* [PROVIDED DATA]:
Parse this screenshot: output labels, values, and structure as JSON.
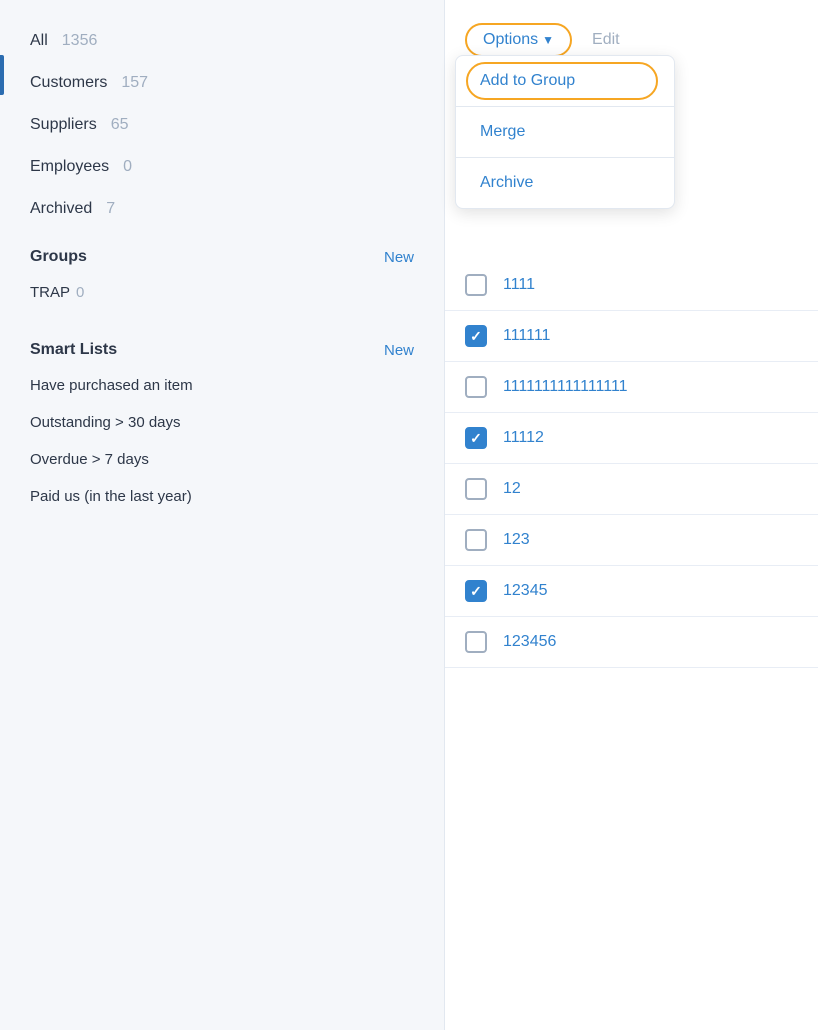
{
  "sidebar": {
    "sections": [
      {
        "type": "item",
        "label": "All",
        "count": "1356",
        "active": true
      },
      {
        "type": "item",
        "label": "Customers",
        "count": "157"
      },
      {
        "type": "item",
        "label": "Suppliers",
        "count": "65"
      },
      {
        "type": "item",
        "label": "Employees",
        "count": "0"
      },
      {
        "type": "item",
        "label": "Archived",
        "count": "7"
      }
    ],
    "groups_label": "Groups",
    "groups_new": "New",
    "groups": [
      {
        "label": "TRAP",
        "count": "0"
      }
    ],
    "smart_lists_label": "Smart Lists",
    "smart_lists_new": "New",
    "smart_lists": [
      {
        "label": "Have purchased an item"
      },
      {
        "label": "Outstanding > 30 days"
      },
      {
        "label": "Overdue > 7 days"
      },
      {
        "label": "Paid us (in the last year)"
      }
    ]
  },
  "header": {
    "options_label": "Options",
    "edit_label": "Edit"
  },
  "dropdown": {
    "items": [
      {
        "label": "Add to Group",
        "highlighted": true
      },
      {
        "label": "Merge"
      },
      {
        "label": "Archive"
      }
    ]
  },
  "contacts": [
    {
      "name": "1111",
      "checked": false
    },
    {
      "name": "111111",
      "checked": true
    },
    {
      "name": "1111111111111111",
      "checked": false
    },
    {
      "name": "11112",
      "checked": true
    },
    {
      "name": "12",
      "checked": false
    },
    {
      "name": "123",
      "checked": false
    },
    {
      "name": "12345",
      "checked": true
    },
    {
      "name": "123456",
      "checked": false
    }
  ]
}
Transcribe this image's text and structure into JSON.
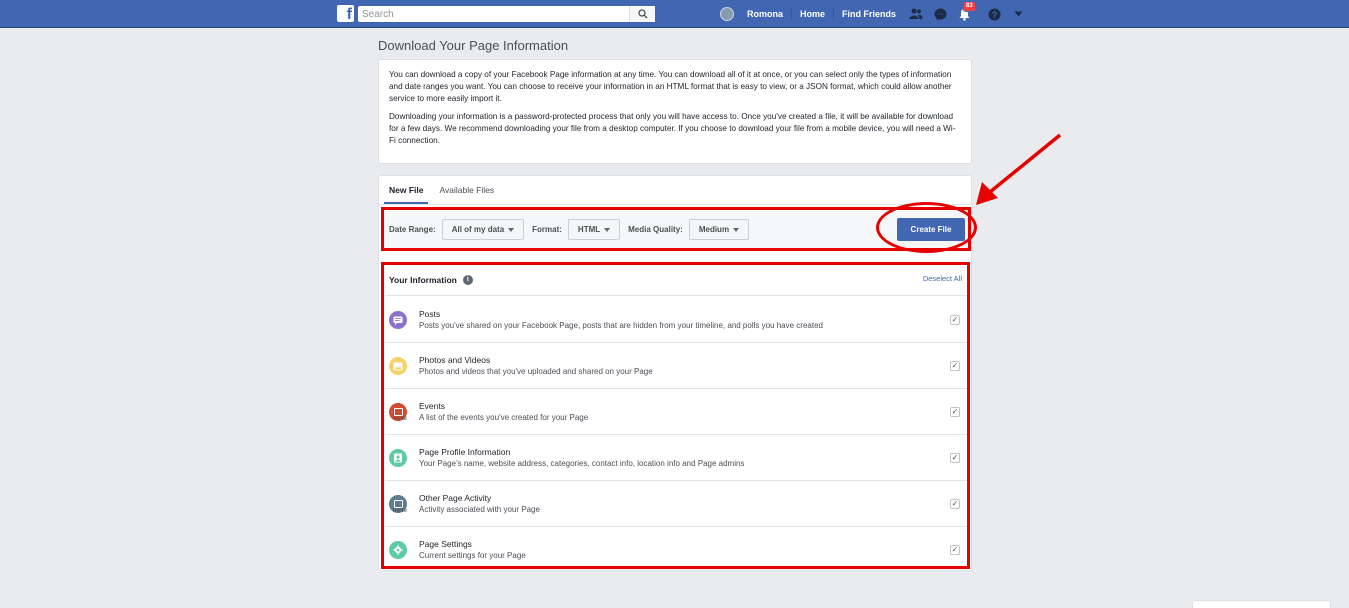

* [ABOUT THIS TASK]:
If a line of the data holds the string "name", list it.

* [SOLUTION]:
      "name": "1111",
      "name": "111111",
      "name": "1111111111111111",
      "name": "11112",
      "name": "12",
      "name": "123",
      "name": "12345",
      "name": "123456",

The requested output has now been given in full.